03 Oct

“Many stories have circulated about Errol’s visits to Belfast, the most repeated (and uncorroborated!) tales are about the excitement he caused at local dances, packed with adoring girls who’d heard that Flynn was to grace their Saturday-night bop!”…

“Ian Rippey, Secretary of the Co Armagh Wildlife Society, reckons that Flynn definitely visited Belfast, and has information about a positive sighting. And Mr Rippey’s letter ended with an intriguing postscript: “Captain Thomas Blood…had Irish Presbyterian if not Ulster connections.” But first, Ian explained why he’s sure that Flynn came to Belfast.”

“A Miss Rene Liggett of Armagh informed me a good few years ago that she remembered seeing Errol Flynn at Queen’s University, Belfast, when she was a student. I assume that she studied biology under Errol Flynn’s father…I knew Miss Liggett from when I joined the Armagh Field Naturalists Society (now the Co Armagh Wildlife Society) in 1974 until her death. I don’t know whether “Miss Liggett saw Errol Flynn only once or on a number of occasions.

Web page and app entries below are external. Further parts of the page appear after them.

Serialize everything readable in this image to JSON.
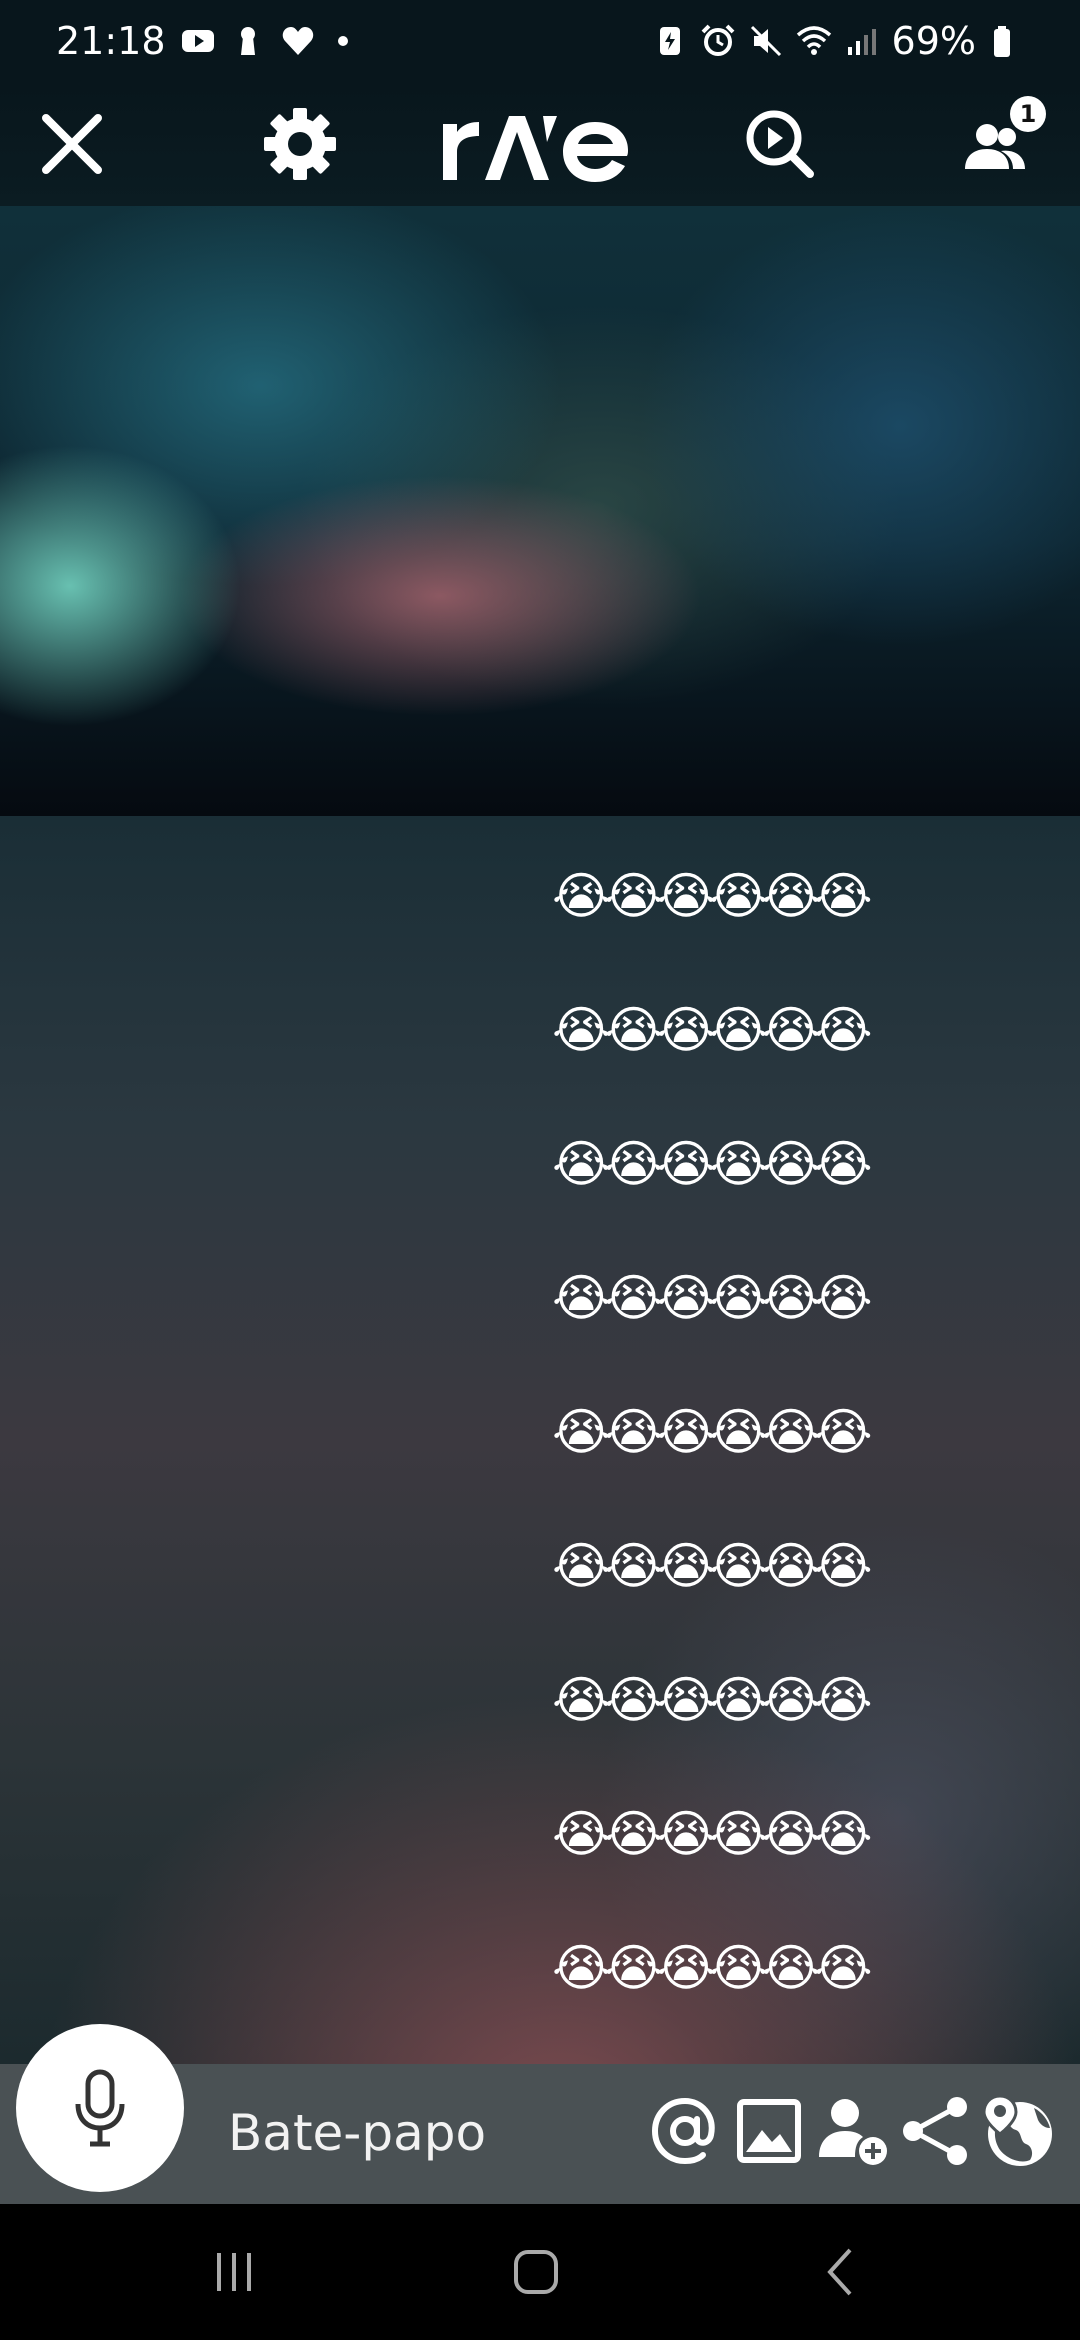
{
  "status_bar": {
    "time": "21:18",
    "battery": "69%"
  },
  "app_bar": {
    "logo_text": "rave",
    "participants_badge": "1"
  },
  "chat": {
    "messages": [
      "😭😭😭😭😭😭",
      "😭😭😭😭😭😭",
      "😭😭😭😭😭😭",
      "😭😭😭😭😭😭",
      "😭😭😭😭😭😭",
      "😭😭😭😭😭😭",
      "😭😭😭😭😭😭",
      "😭😭😭😭😭😭",
      "😭😭😭😭😭😭"
    ]
  },
  "input_bar": {
    "placeholder": "Bate-papo"
  },
  "icons": {
    "close": "close-icon",
    "settings": "gear-icon",
    "search_video": "play-search-icon",
    "participants": "people-icon",
    "mic": "microphone-icon",
    "mention": "at-icon",
    "image": "image-icon",
    "add_user": "add-user-icon",
    "share": "share-icon",
    "globe": "globe-location-icon"
  }
}
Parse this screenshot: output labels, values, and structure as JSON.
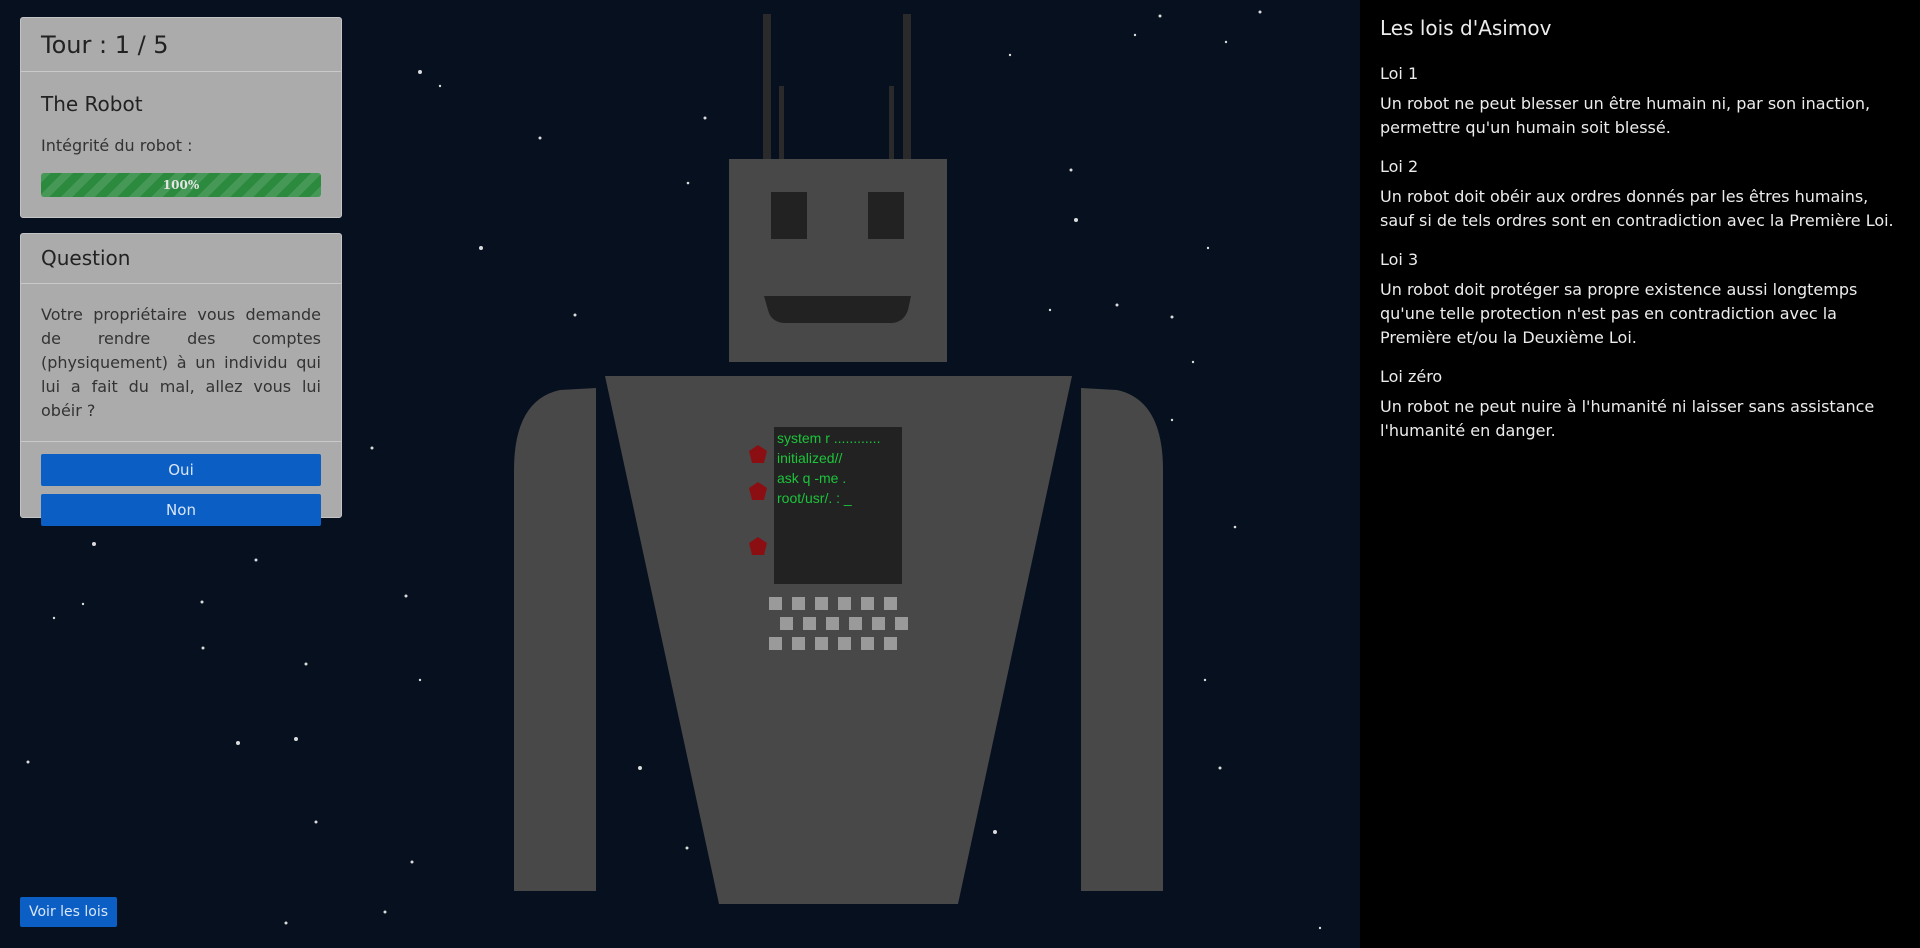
{
  "status": {
    "round_label": "Tour : 1 / 5",
    "robot_title": "The Robot",
    "integrity_label": "Intégrité du robot :",
    "integrity_text": "100%",
    "integrity_value": 1.0
  },
  "question": {
    "title": "Question",
    "text": "Votre propriétaire vous demande de rendre des comptes (physiquement) à un individu qui lui a fait du mal, allez vous lui obéir ?",
    "yes_label": "Oui",
    "no_label": "Non"
  },
  "footer": {
    "toggle_laws_label": "Voir les lois"
  },
  "robot": {
    "screen_lines": [
      "system r ............",
      "initialized//",
      "ask q -me .",
      "root/usr/. : _"
    ]
  },
  "laws": {
    "title": "Les lois d'Asimov",
    "items": [
      {
        "name": "Loi 1",
        "text": "Un robot ne peut blesser un être humain ni, par son inaction, permettre qu'un humain soit blessé."
      },
      {
        "name": "Loi 2",
        "text": "Un robot doit obéir aux ordres donnés par les êtres humains, sauf si de tels ordres sont en contradiction avec la Première Loi."
      },
      {
        "name": "Loi 3",
        "text": "Un robot doit protéger sa propre existence aussi longtemps qu'une telle protection n'est pas en contradiction avec la Première et/ou la Deuxième Loi."
      },
      {
        "name": "Loi zéro",
        "text": "Un robot ne peut nuire à l'humanité ni laisser sans assistance l'humanité en danger."
      }
    ]
  },
  "colors": {
    "background": "#06101e",
    "robot_body": "#484848",
    "screen": "#222222",
    "screen_text": "#1cc43a",
    "lights": "#8b0f12",
    "button": "#0b5fc4",
    "progress": "#2b8a3e",
    "laws_panel": "#000000"
  }
}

All she said was that she had seen him…Miss Liggett died in a nursing home some years ago.”…

— Tim